▸ **Your task**:
Each line below is to be copied out exactly, and none may be omitted.

Collected data entries:

··········

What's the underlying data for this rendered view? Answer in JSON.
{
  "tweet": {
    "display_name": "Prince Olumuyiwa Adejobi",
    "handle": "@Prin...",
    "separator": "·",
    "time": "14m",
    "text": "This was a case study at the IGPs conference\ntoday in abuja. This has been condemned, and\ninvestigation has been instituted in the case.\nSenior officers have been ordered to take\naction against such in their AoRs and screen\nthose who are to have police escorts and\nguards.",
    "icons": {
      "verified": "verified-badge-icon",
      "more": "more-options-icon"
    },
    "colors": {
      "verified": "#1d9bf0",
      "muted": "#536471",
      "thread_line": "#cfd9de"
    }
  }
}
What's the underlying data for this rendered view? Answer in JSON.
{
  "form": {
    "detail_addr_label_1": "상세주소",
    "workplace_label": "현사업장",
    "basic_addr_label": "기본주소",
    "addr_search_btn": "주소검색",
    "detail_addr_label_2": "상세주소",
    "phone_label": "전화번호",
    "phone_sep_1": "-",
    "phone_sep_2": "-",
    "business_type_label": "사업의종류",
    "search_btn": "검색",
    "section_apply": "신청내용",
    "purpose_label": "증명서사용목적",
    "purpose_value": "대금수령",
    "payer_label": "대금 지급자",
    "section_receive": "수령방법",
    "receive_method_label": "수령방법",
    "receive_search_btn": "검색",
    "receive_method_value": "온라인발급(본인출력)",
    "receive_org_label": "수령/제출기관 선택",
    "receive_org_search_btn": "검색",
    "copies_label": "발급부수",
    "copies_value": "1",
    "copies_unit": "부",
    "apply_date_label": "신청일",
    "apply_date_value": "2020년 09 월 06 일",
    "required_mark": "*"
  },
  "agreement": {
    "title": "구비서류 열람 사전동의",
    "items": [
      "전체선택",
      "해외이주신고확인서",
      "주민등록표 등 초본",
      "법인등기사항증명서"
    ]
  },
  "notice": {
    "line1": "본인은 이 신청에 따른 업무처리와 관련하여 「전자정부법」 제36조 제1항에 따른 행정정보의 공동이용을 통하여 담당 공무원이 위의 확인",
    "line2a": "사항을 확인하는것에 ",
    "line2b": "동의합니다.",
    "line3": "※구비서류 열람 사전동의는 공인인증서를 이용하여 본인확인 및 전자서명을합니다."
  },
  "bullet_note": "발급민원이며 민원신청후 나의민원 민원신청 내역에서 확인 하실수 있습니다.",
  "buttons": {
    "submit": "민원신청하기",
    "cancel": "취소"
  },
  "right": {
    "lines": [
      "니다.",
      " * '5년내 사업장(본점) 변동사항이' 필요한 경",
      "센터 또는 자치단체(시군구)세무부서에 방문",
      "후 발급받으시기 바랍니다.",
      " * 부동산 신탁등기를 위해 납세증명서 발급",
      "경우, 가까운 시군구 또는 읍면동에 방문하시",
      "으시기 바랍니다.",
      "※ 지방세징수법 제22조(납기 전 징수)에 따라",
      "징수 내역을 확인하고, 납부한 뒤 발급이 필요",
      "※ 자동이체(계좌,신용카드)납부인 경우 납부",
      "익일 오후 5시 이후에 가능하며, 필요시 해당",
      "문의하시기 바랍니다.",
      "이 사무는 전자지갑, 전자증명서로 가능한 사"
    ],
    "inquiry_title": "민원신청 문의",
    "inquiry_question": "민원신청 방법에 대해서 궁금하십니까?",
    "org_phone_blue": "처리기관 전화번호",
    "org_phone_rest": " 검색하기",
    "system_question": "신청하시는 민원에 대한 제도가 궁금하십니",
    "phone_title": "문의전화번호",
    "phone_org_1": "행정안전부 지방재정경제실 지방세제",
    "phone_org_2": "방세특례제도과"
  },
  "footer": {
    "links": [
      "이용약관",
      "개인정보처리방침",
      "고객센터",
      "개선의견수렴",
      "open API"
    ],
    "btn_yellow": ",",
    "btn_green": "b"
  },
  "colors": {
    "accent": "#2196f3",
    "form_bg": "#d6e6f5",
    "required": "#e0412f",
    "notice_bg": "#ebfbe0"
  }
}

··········

▸ **Output for this exercise**:
What's the underlying data for this rendered view? Answer in JSON.
{
  "tweet": {
    "display_name": "Prince Olumuyiwa Adejobi",
    "handle": "@Prin...",
    "separator": "·",
    "time": "14m",
    "text": "This was a case study at the IGPs conference\ntoday in abuja. This has been condemned, and\ninvestigation has been instituted in the case.\nSenior officers have been ordered to take\naction against such in their AoRs and screen\nthose who are to have police escorts and\nguards.",
    "icons": {
      "verified": "verified-badge-icon",
      "more": "more-options-icon"
    },
    "colors": {
      "verified": "#1d9bf0",
      "muted": "#536471",
      "thread_line": "#cfd9de"
    }
  }
}
What's the underlying data for this rendered view? Answer in JSON.
{
  "form": {
    "detail_addr_label_1": "상세주소",
    "workplace_label": "현사업장",
    "basic_addr_label": "기본주소",
    "addr_search_btn": "주소검색",
    "detail_addr_label_2": "상세주소",
    "phone_label": "전화번호",
    "phone_sep_1": "-",
    "phone_sep_2": "-",
    "business_type_label": "사업의종류",
    "search_btn": "검색",
    "section_apply": "신청내용",
    "purpose_label": "증명서사용목적",
    "purpose_value": "대금수령",
    "payer_label": "대금 지급자",
    "section_receive": "수령방법",
    "receive_method_label": "수령방법",
    "receive_search_btn": "검색",
    "receive_method_value": "온라인발급(본인출력)",
    "receive_org_label": "수령/제출기관 선택",
    "receive_org_search_btn": "검색",
    "copies_label": "발급부수",
    "copies_value": "1",
    "copies_unit": "부",
    "apply_date_label": "신청일",
    "apply_date_value": "2020년 09 월 06 일",
    "required_mark": "*"
  },
  "agreement": {
    "title": "구비서류 열람 사전동의",
    "items": [
      "전체선택",
      "해외이주신고확인서",
      "주민등록표 등 초본",
      "법인등기사항증명서"
    ]
  },
  "notice": {
    "line1": "본인은 이 신청에 따른 업무처리와 관련하여 「전자정부법」 제36조 제1항에 따른 행정정보의 공동이용을 통하여 담당 공무원이 위의 확인",
    "line2a": "사항을 확인하는것에 ",
    "line2b": "동의합니다.",
    "line3": "※구비서류 열람 사전동의는 공인인증서를 이용하여 본인확인 및 전자서명을합니다."
  },
  "bullet_note": "발급민원이며 민원신청후 나의민원 민원신청 내역에서 확인 하실수 있습니다.",
  "buttons": {
    "submit": "민원신청하기",
    "cancel": "취소"
  },
  "right": {
    "lines": [
      "니다.",
      " * '5년내 사업장(본점) 변동사항이' 필요한 경",
      "센터 또는 자치단체(시군구)세무부서에 방문",
      "후 발급받으시기 바랍니다.",
      " * 부동산 신탁등기를 위해 납세증명서 발급",
      "경우, 가까운 시군구 또는 읍면동에 방문하시",
      "으시기 바랍니다.",
      "※ 지방세징수법 제22조(납기 전 징수)에 따라",
      "징수 내역을 확인하고, 납부한 뒤 발급이 필요",
      "※ 자동이체(계좌,신용카드)납부인 경우 납부",
      "익일 오후 5시 이후에 가능하며, 필요시 해당",
      "문의하시기 바랍니다.",
      "이 사무는 전자지갑, 전자증명서로 가능한 사"
    ],
    "inquiry_title": "민원신청 문의",
    "inquiry_question": "민원신청 방법에 대해서 궁금하십니까?",
    "org_phone_blue": "처리기관 전화번호",
    "org_phone_rest": " 검색하기",
    "system_question": "신청하시는 민원에 대한 제도가 궁금하십니",
    "phone_title": "문의전화번호",
    "phone_org_1": "행정안전부 지방재정경제실 지방세제",
    "phone_org_2": "방세특례제도과"
  },
  "footer": {
    "links": [
      "이용약관",
      "개인정보처리방침",
      "고객센터",
      "개선의견수렴",
      "open API"
    ],
    "btn_yellow": ",",
    "btn_green": "b"
  },
  "colors": {
    "accent": "#2196f3",
    "form_bg": "#d6e6f5",
    "required": "#e0412f",
    "notice_bg": "#ebfbe0"
  }
}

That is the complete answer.